friend Jenni and I took a trip around the New Zealand Northland via the Twin
Coast Route - shown in red on the map opposite.
We began in Auckland, taking State Highway
One, north towards Whangarei
(the biggest city in Northland). We turned left at Brynderwyn, onto State
Highway 12, towards New Zealand's 'Kauri Coast'.
We passed through Ruawai, a town where two rivers meet. In Māori, 'rua'
means two, and 'wai' means water.
Towards Dargaville - at the heart of the Kauri Coast.
Dargaville grew initially as a timber town, but today farming has become the main industry. The dairying industry in particular has brought further prosperity to the rural hinterland of approximately 17,000 people, throughout the past century.
This once important river port thrived on the export of kauri timber and
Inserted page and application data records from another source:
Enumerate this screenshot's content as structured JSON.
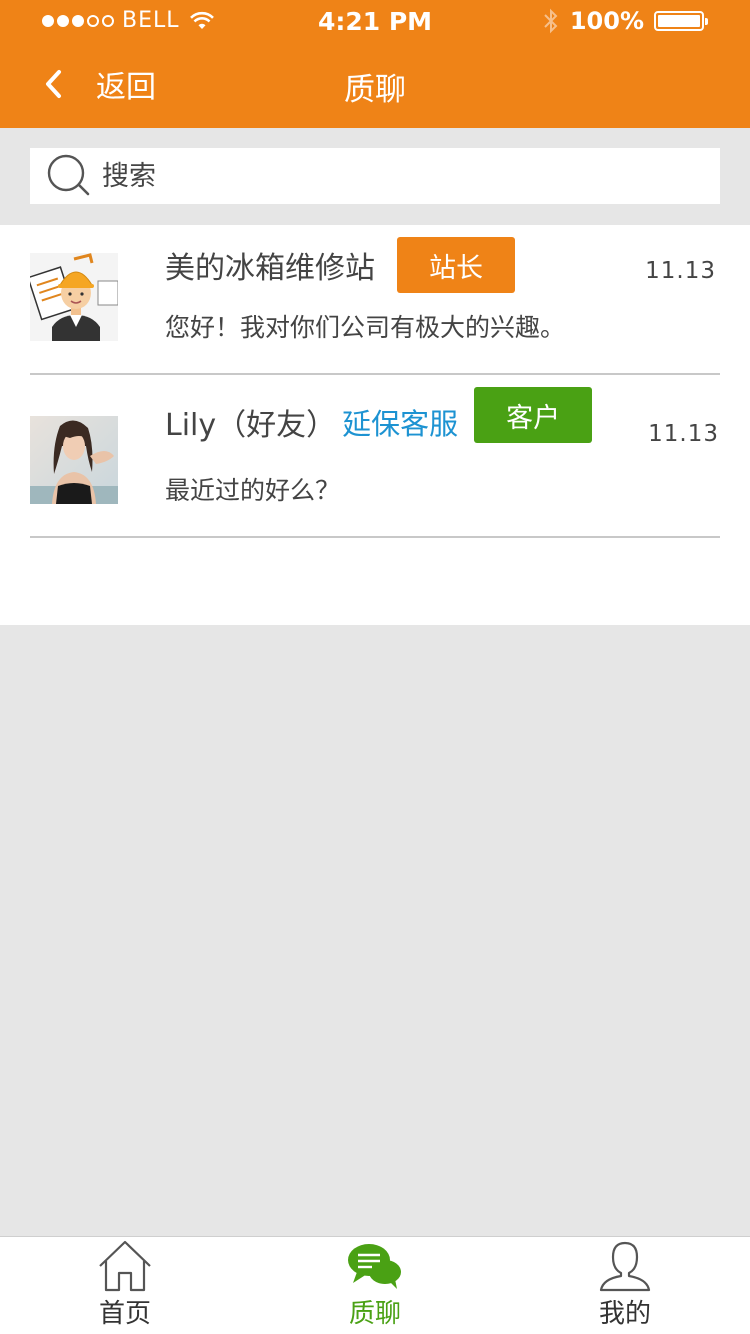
{
  "status_bar": {
    "carrier": "BELL",
    "time": "4:21 PM",
    "battery": "100%"
  },
  "nav": {
    "back_label": "返回",
    "title": "质聊"
  },
  "search": {
    "placeholder": "搜索"
  },
  "chats": [
    {
      "name": "美的冰箱维修站",
      "role": "",
      "tag": "站长",
      "tag_color": "#ef8317",
      "date": "11.13",
      "message": "您好！我对你们公司有极大的兴趣。",
      "avatar": "worker-avatar"
    },
    {
      "name": "Lily（好友）",
      "role": "延保客服",
      "tag": "客户",
      "tag_color": "#4aa114",
      "date": "11.13",
      "message": "最近过的好么？",
      "avatar": "woman-photo-avatar"
    }
  ],
  "tabbar": {
    "items": [
      {
        "label": "首页",
        "icon": "home-icon",
        "active": false
      },
      {
        "label": "质聊",
        "icon": "chat-icon",
        "active": true
      },
      {
        "label": "我的",
        "icon": "user-icon",
        "active": false
      }
    ]
  },
  "colors": {
    "brand_orange": "#ef8317",
    "active_green": "#4aa114",
    "link_blue": "#1d93d2"
  }
}
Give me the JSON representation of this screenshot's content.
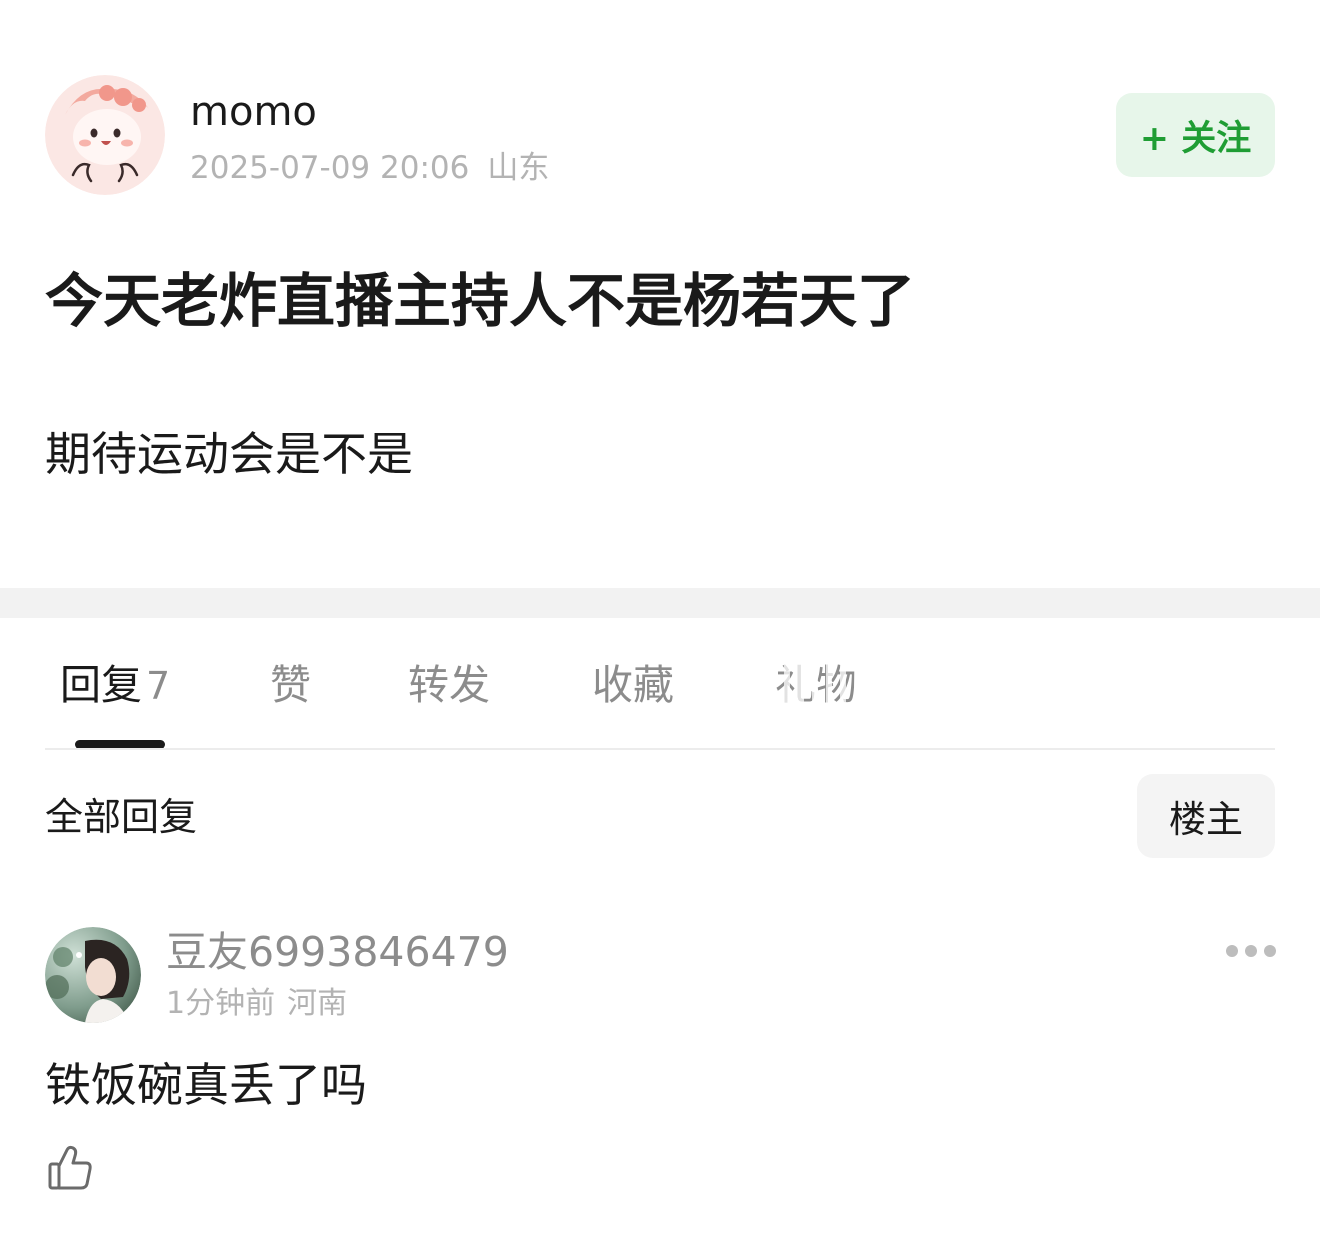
{
  "post": {
    "author": "momo",
    "date": "2025-07-09 20:06",
    "location": "山东",
    "follow_label": "+ 关注",
    "title": "今天老炸直播主持人不是杨若天了",
    "body": "期待运动会是不是"
  },
  "tabs": [
    {
      "label": "回复",
      "count": "7",
      "active": true
    },
    {
      "label": "赞"
    },
    {
      "label": "转发"
    },
    {
      "label": "收藏"
    },
    {
      "label": "礼物"
    }
  ],
  "replies_header": {
    "title": "全部回复",
    "filter_label": "楼主"
  },
  "reply": {
    "user": "豆友6993846479",
    "time": "1分钟前",
    "location": "河南",
    "text": "铁饭碗真丢了吗"
  },
  "icons": {
    "more": "more-dots-icon",
    "like": "thumbs-up-icon"
  },
  "colors": {
    "follow_accent": "#1f9d34",
    "follow_bg": "#e7f6ea",
    "muted_text": "#8c8c8c",
    "meta_text": "#b3b3b3"
  }
}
kauri gum (the sticky resin of the kauri tree) and the rich loamy soils of the surrounding countryside, enjoying a sub-tropical climate.
As the kauri forests were decimated, Dargaville declined for a time, but today it has become a busy service centre for the horticultural and agricultural Northern Wairoa area.
There are a number of 19th century buildings reflecting the town's history. Boutique type shops and cafes now flourish in some of these historic buildings, linking the old with the new.
One of Dargaville's
major claims to fame is its being New Zealand's 'Kumara Capital', producing two thirds of New
Zealand's kumara (sweet potato) crop.